Omitting all images, output the entries that follow exactly as written.

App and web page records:
=== Section Start ===
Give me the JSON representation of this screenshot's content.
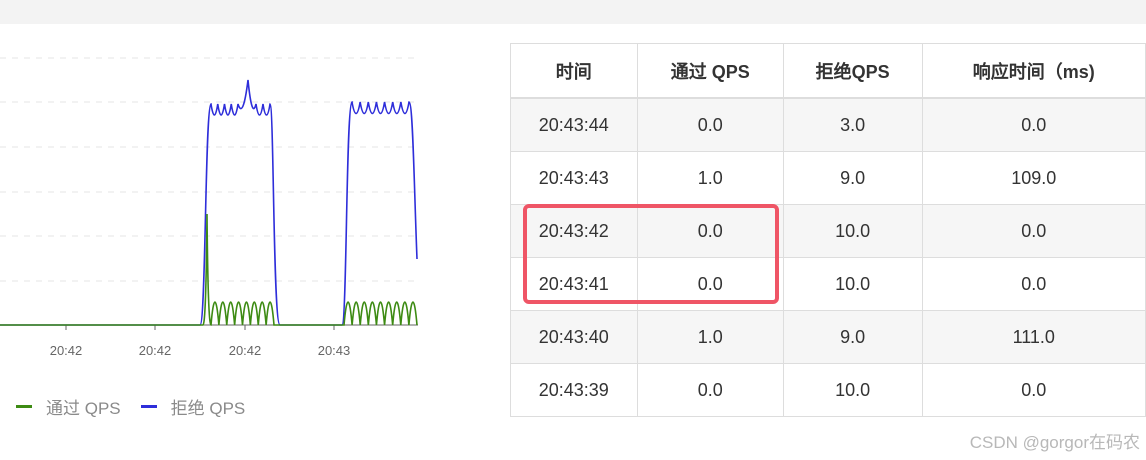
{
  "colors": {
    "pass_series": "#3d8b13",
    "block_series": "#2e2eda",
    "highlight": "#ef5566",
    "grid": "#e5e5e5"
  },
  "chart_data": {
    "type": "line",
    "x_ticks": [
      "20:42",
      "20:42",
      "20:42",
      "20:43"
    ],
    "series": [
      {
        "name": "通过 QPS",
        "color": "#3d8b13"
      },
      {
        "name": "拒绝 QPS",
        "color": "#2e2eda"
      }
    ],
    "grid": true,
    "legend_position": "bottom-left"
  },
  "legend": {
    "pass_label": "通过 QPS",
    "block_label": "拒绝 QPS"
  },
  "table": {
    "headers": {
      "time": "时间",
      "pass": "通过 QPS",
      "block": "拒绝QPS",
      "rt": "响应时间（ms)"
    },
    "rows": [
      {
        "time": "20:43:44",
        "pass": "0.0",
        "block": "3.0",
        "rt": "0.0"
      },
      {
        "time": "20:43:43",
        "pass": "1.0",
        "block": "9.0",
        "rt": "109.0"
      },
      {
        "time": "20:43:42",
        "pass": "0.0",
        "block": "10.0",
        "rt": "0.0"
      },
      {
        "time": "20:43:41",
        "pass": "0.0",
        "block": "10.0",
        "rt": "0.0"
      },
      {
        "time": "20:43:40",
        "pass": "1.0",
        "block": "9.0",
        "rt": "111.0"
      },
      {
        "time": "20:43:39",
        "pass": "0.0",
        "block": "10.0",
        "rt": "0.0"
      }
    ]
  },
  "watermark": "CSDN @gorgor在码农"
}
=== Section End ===
Task response:
Give me the JSON representation of this screenshot's content.
{
  "colors": {
    "pass_series": "#3d8b13",
    "block_series": "#2e2eda",
    "highlight": "#ef5566",
    "grid": "#e5e5e5"
  },
  "chart_data": {
    "type": "line",
    "x_ticks": [
      "20:42",
      "20:42",
      "20:42",
      "20:43"
    ],
    "series": [
      {
        "name": "通过 QPS",
        "color": "#3d8b13"
      },
      {
        "name": "拒绝 QPS",
        "color": "#2e2eda"
      }
    ],
    "grid": true,
    "legend_position": "bottom-left"
  },
  "legend": {
    "pass_label": "通过 QPS",
    "block_label": "拒绝 QPS"
  },
  "table": {
    "headers": {
      "time": "时间",
      "pass": "通过 QPS",
      "block": "拒绝QPS",
      "rt": "响应时间（ms)"
    },
    "rows": [
      {
        "time": "20:43:44",
        "pass": "0.0",
        "block": "3.0",
        "rt": "0.0"
      },
      {
        "time": "20:43:43",
        "pass": "1.0",
        "block": "9.0",
        "rt": "109.0"
      },
      {
        "time": "20:43:42",
        "pass": "0.0",
        "block": "10.0",
        "rt": "0.0"
      },
      {
        "time": "20:43:41",
        "pass": "0.0",
        "block": "10.0",
        "rt": "0.0"
      },
      {
        "time": "20:43:40",
        "pass": "1.0",
        "block": "9.0",
        "rt": "111.0"
      },
      {
        "time": "20:43:39",
        "pass": "0.0",
        "block": "10.0",
        "rt": "0.0"
      }
    ]
  },
  "watermark": "CSDN @gorgor在码农"
}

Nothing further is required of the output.